The world economy and its energy systems are on the cusp of epochal change as we usher in an era of more sustainable life, noted author and social thinker Jeremy Rifkin said.
Electricity prices will plummet as solar and wind power generation gets deployed at an ever fast clip.
“We are heading to 4 cents a kilowatt hour and then it's going to get to 3 cents a kilowatt hour,” he predicted for the future price of electricity.
“It's just going. It's exponential,” Rifkin said in an exclusive hour-long interview with the Energy Times last week.
This will mean massive disruption for utility enterprises valued in the billions of dollars. Will they survive?
“Some will, some won’t,” Rifkin said.
Rifkin will be exploring in great detail the changes ahead for utilities and energy companies – and the strategies they must rally around - when he delivers the opening keynote address at the Empowering Customers & Cities conference organized by The Energy Times in Chicago November 1-2.
“We are meeting all the time with CEOs of the major power and utility companies to flesh out this transformation and actually how to make the transition over 30 years,” he said.
“It is a third Industrial Revolution based on a platform that is distributed, open, collaborative, transparent, and laterally-scaled. It is a disruptive revolution that is going to require quite a bit of expertise for companies to engage,” Rifkin said.
For utilities with conservative business cultures that have evolved over decades of low risk and minimal change, adapting may be hard.
But if they fail to step up to the challenge, they could become history.
“Think about the opportunities of being one of many players, managing energy internets that are connected to communication internets and transport internets, all on top of an internet of things platform. The opportunities are enormous for the power companies,” Rifkin said.
“If they don't do it, others will,” Rifkind said. “What I am trying to say to them is please understand that you have to move from being, you know, frightened, to being excited."

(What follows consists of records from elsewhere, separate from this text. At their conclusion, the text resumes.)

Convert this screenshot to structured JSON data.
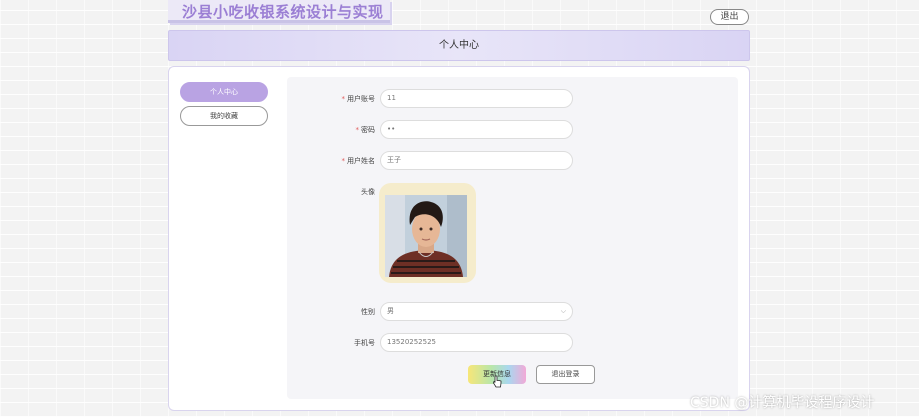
{
  "app": {
    "title": "沙县小吃收银系统设计与实现",
    "logout_label": "退出"
  },
  "header": {
    "title": "个人中心"
  },
  "sidebar": {
    "items": [
      {
        "label": "个人中心",
        "active": true
      },
      {
        "label": "我的收藏",
        "active": false
      }
    ]
  },
  "form": {
    "username": {
      "label": "用户账号",
      "value": "11"
    },
    "password": {
      "label": "密码",
      "value": "••"
    },
    "name": {
      "label": "用户姓名",
      "value": "王子"
    },
    "avatar": {
      "label": "头像"
    },
    "gender": {
      "label": "性别",
      "value": "男"
    },
    "phone": {
      "label": "手机号",
      "value": "13520252525"
    },
    "update_button": "更新信息",
    "logout_button": "退出登录"
  },
  "watermark": "CSDN @计算机毕设程序设计",
  "colors": {
    "accent": "#b9a3e3",
    "header_bg": "#d9d4f4",
    "required": "#e05a5a",
    "title": "#9b7fd4"
  },
  "icons": [
    "chevron-down-icon",
    "pointer-cursor-icon"
  ]
}
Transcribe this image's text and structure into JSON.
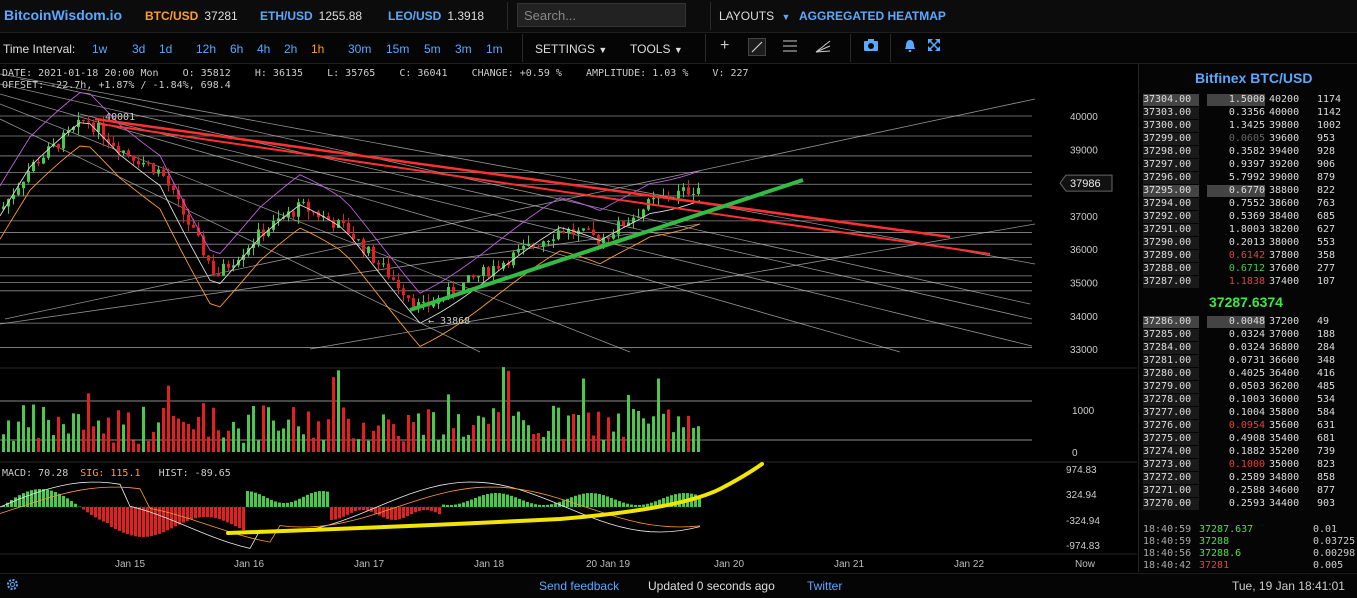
{
  "header": {
    "logo": "BitcoinWisdom.io",
    "tickers": [
      {
        "symbol": "BTC/USD",
        "price": "37281"
      },
      {
        "symbol": "ETH/USD",
        "price": "1255.88"
      },
      {
        "symbol": "LEO/USD",
        "price": "1.3918"
      }
    ],
    "search_placeholder": "Search...",
    "layouts_label": "LAYOUTS",
    "heatmap_label": "AGGREGATED HEATMAP"
  },
  "toolbar": {
    "time_interval_label": "Time Interval:",
    "intervals": [
      "1w",
      "3d",
      "1d",
      "12h",
      "6h",
      "4h",
      "2h",
      "1h",
      "30m",
      "15m",
      "5m",
      "3m",
      "1m"
    ],
    "active_interval": "1h",
    "settings_label": "SETTINGS",
    "tools_label": "TOOLS",
    "icons": [
      "plus-icon",
      "line-draw-icon",
      "horizontal-lines-icon",
      "fan-icon",
      "camera-icon",
      "bell-icon",
      "fullscreen-icon"
    ]
  },
  "info": {
    "line1": "DATE: 2021-01-18 20:00 Mon    O: 35812    H: 36135    L: 35765    C: 36041    CHANGE: +0.59 %    AMPLITUDE: 1.03 %    V: 227",
    "line2": "OFFSET: -22.7h, +1.87% / -1.84%, 698.4",
    "macd_label": "MACD: 70.28",
    "sig_label": "SIG: 115.1",
    "hist_label": "HIST: -89.65"
  },
  "chart_data": {
    "type": "candlestick",
    "price_axis": [
      "40000",
      "39000",
      "38000",
      "37000",
      "36000",
      "35000",
      "34000",
      "33000"
    ],
    "current_price_tag": "37986",
    "high_annotation": "40001",
    "low_annotation": "33868",
    "volume_axis": [
      "1000",
      "0"
    ],
    "macd_axis": [
      "974.83",
      "324.94",
      "-324.94",
      "-974.83"
    ],
    "time_axis": [
      "Jan 15",
      "Jan 16",
      "Jan 17",
      "Jan 18",
      "20",
      "Jan 19",
      "Jan 20",
      "Jan 21",
      "Jan 22",
      "Now"
    ],
    "colors": {
      "up": "#4cc84c",
      "down": "#e32020",
      "trend_red": "#ff3030",
      "trend_green": "#33bb44",
      "curve_yellow": "#f2e600"
    }
  },
  "orderbook": {
    "title": "Bitfinex BTC/USD",
    "asks": [
      {
        "price": "37304.00",
        "amount": "1.5000",
        "dp": "40200",
        "dv": "1174"
      },
      {
        "price": "37303.00",
        "amount": "0.3356",
        "dp": "40000",
        "dv": "1142"
      },
      {
        "price": "37300.00",
        "amount": "1.3425",
        "dp": "39800",
        "dv": "1002"
      },
      {
        "price": "37299.00",
        "amount": "0.0605",
        "dp": "39600",
        "dv": "953"
      },
      {
        "price": "37298.00",
        "amount": "0.3582",
        "dp": "39400",
        "dv": "928"
      },
      {
        "price": "37297.00",
        "amount": "0.9397",
        "dp": "39200",
        "dv": "906"
      },
      {
        "price": "37296.00",
        "amount": "5.7992",
        "dp": "39000",
        "dv": "879"
      },
      {
        "price": "37295.00",
        "amount": "0.6770",
        "dp": "38800",
        "dv": "822"
      },
      {
        "price": "37294.00",
        "amount": "0.7552",
        "dp": "38600",
        "dv": "763"
      },
      {
        "price": "37292.00",
        "amount": "0.5369",
        "dp": "38400",
        "dv": "685"
      },
      {
        "price": "37291.00",
        "amount": "1.8003",
        "dp": "38200",
        "dv": "627"
      },
      {
        "price": "37290.00",
        "amount": "0.2013",
        "dp": "38000",
        "dv": "553"
      },
      {
        "price": "37289.00",
        "amount": "0.6142",
        "dp": "37800",
        "dv": "358"
      },
      {
        "price": "37288.00",
        "amount": "0.6712",
        "dp": "37600",
        "dv": "277"
      },
      {
        "price": "37287.00",
        "amount": "1.1838",
        "dp": "37400",
        "dv": "107"
      }
    ],
    "last_price": "37287.6374",
    "bids": [
      {
        "price": "37286.00",
        "amount": "0.0048",
        "dp": "37200",
        "dv": "49"
      },
      {
        "price": "37285.00",
        "amount": "0.0324",
        "dp": "37000",
        "dv": "188"
      },
      {
        "price": "37284.00",
        "amount": "0.0324",
        "dp": "36800",
        "dv": "284"
      },
      {
        "price": "37281.00",
        "amount": "0.0731",
        "dp": "36600",
        "dv": "348"
      },
      {
        "price": "37280.00",
        "amount": "0.4025",
        "dp": "36400",
        "dv": "416"
      },
      {
        "price": "37279.00",
        "amount": "0.0503",
        "dp": "36200",
        "dv": "485"
      },
      {
        "price": "37278.00",
        "amount": "0.1003",
        "dp": "36000",
        "dv": "534"
      },
      {
        "price": "37277.00",
        "amount": "0.1004",
        "dp": "35800",
        "dv": "584"
      },
      {
        "price": "37276.00",
        "amount": "0.0954",
        "dp": "35600",
        "dv": "631"
      },
      {
        "price": "37275.00",
        "amount": "0.4908",
        "dp": "35400",
        "dv": "681"
      },
      {
        "price": "37274.00",
        "amount": "0.1882",
        "dp": "35200",
        "dv": "739"
      },
      {
        "price": "37273.00",
        "amount": "0.1000",
        "dp": "35000",
        "dv": "823"
      },
      {
        "price": "37272.00",
        "amount": "0.2589",
        "dp": "34800",
        "dv": "858"
      },
      {
        "price": "37271.00",
        "amount": "0.2588",
        "dp": "34600",
        "dv": "877"
      },
      {
        "price": "37270.00",
        "amount": "0.2593",
        "dp": "34400",
        "dv": "903"
      }
    ],
    "trades": [
      {
        "time": "18:40:59",
        "price": "37287.637",
        "amount": "0.01"
      },
      {
        "time": "18:40:59",
        "price": "37288",
        "amount": "0.03725"
      },
      {
        "time": "18:40:56",
        "price": "37288.6",
        "amount": "0.00298"
      },
      {
        "time": "18:40:42",
        "price": "37281",
        "amount": "0.005"
      }
    ]
  },
  "footer": {
    "feedback": "Send feedback",
    "updated": "Updated 0 seconds ago",
    "twitter": "Twitter",
    "datetime": "Tue, 19 Jan 18:41:01"
  }
}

Out of the transformation, huge benefits stand to be reaped by the energy consuming world.
“This is a tough struggle, but it is a worthy one,” Rifkin said. “This is what's going to allow us to address climate change and create a sustainable society, a more equitable society for everybody. This is a legacy.”